By Chloe Goodyear
Jan. 13, 2017
Mary Whitehead’s autistic grandson was in the P.E.I. public school system for six years before she and her family decided to try homeschooling.
He was in the public school system more for the social aspect than the academic, she said.
“He needed the public school system to practice his speech, to learn the social skills, to learn what a community was.”
After her grandson, Joshua, completed Grade 6, they decided it would be in his best interest to homeschool him instead of sending him to their local junior high.
“If it was ever going to work at a junior high level, it would have been at this school. But for us, it was looking like he was going to fall through the cracks.
“Nobody could guarantee us that they would be able to modify the program to suit him, which was disappointing. Not surprising, but disappointing because that’s what should have happened.”
At that point they decided to take his future into their own hands.
“The original idea was just to do it for the junior high years and put him back in the public school system for high school. But homeschooling just worked so well and was a good fit for him.”

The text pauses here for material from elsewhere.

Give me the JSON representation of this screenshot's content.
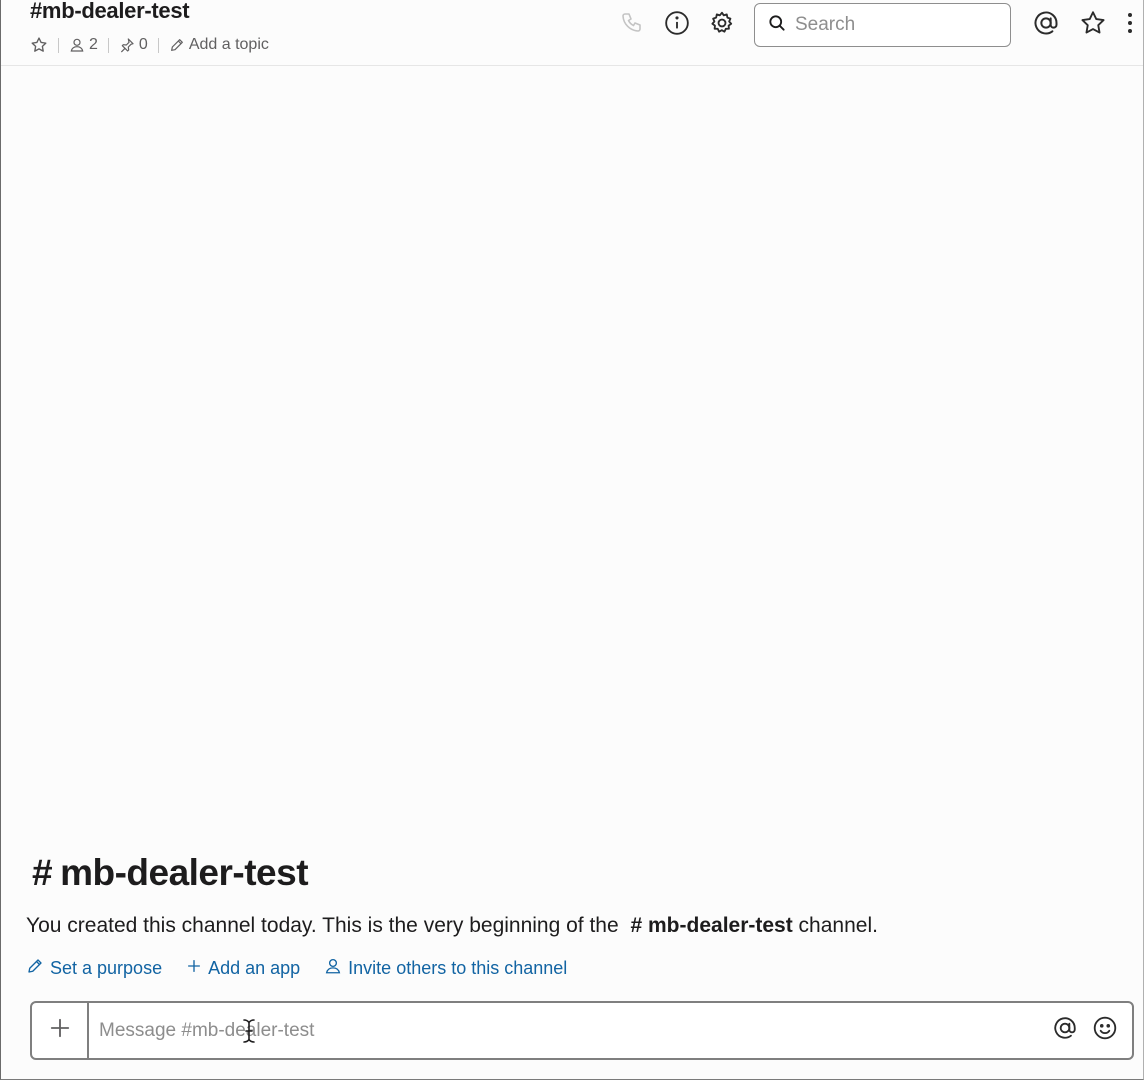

It’s an unusual decision, she said.
“There’s not very many that homeschool with specials needs children, although that is becoming more and more the norm.”
Louise MacAdam knows something about homeschooling.
She was homeschooled and homeschooled her four boys from kindergarten until they completed their high school requirements.
The stigma around homeschooling has gone down significantly, she said.
“People would be concerned about socialization or separating children.
“Our parents decided to homeschool us and at that time it definitely was not the run of the mill, any means. You felt a bit odd ball, but at the same time we were not unhappy with the choice.”
It’s not always the easiest decision and it takes a certain kind of person to be able to homeschool, she said.
“It’s challenging. It requires a strong commitment on the parent’s part. As a parent you have to be quite disciplined about actually doing it and getting down to it each day.
“It is somewhat counter-cultural. So one has to change one’s mindset from the usual going-to-school mindset, expectations and so forth.”
Even though it has its challenges, it is also quite rewarding, she said.
“It opens the whole family up to new ideas and exploring all kinds of things together. I’ve learned a lot of things through homeschooling that I probably wouldn’t have come across if I hadn’t been doing it.”